• **Excerpted records**
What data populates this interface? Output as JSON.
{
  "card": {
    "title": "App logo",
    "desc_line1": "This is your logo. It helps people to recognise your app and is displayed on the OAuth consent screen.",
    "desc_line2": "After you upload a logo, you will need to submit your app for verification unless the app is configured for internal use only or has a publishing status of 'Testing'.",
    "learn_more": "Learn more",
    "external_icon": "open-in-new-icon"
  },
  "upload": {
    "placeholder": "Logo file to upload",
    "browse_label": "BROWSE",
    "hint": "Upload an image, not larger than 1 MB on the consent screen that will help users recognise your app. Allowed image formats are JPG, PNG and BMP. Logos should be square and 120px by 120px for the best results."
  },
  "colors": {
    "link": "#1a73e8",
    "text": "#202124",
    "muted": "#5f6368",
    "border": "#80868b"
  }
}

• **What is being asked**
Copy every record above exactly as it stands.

• **Solution to this problem**
What data populates this interface? Output as JSON.
{
  "card": {
    "title": "App logo",
    "desc_line1": "This is your logo. It helps people to recognise your app and is displayed on the OAuth consent screen.",
    "desc_line2": "After you upload a logo, you will need to submit your app for verification unless the app is configured for internal use only or has a publishing status of 'Testing'.",
    "learn_more": "Learn more",
    "external_icon": "open-in-new-icon"
  },
  "upload": {
    "placeholder": "Logo file to upload",
    "browse_label": "BROWSE",
    "hint": "Upload an image, not larger than 1 MB on the consent screen that will help users recognise your app. Allowed image formats are JPG, PNG and BMP. Logos should be square and 120px by 120px for the best results."
  },
  "colors": {
    "link": "#1a73e8",
    "text": "#202124",
    "muted": "#5f6368",
    "border": "#80868b"
  }
}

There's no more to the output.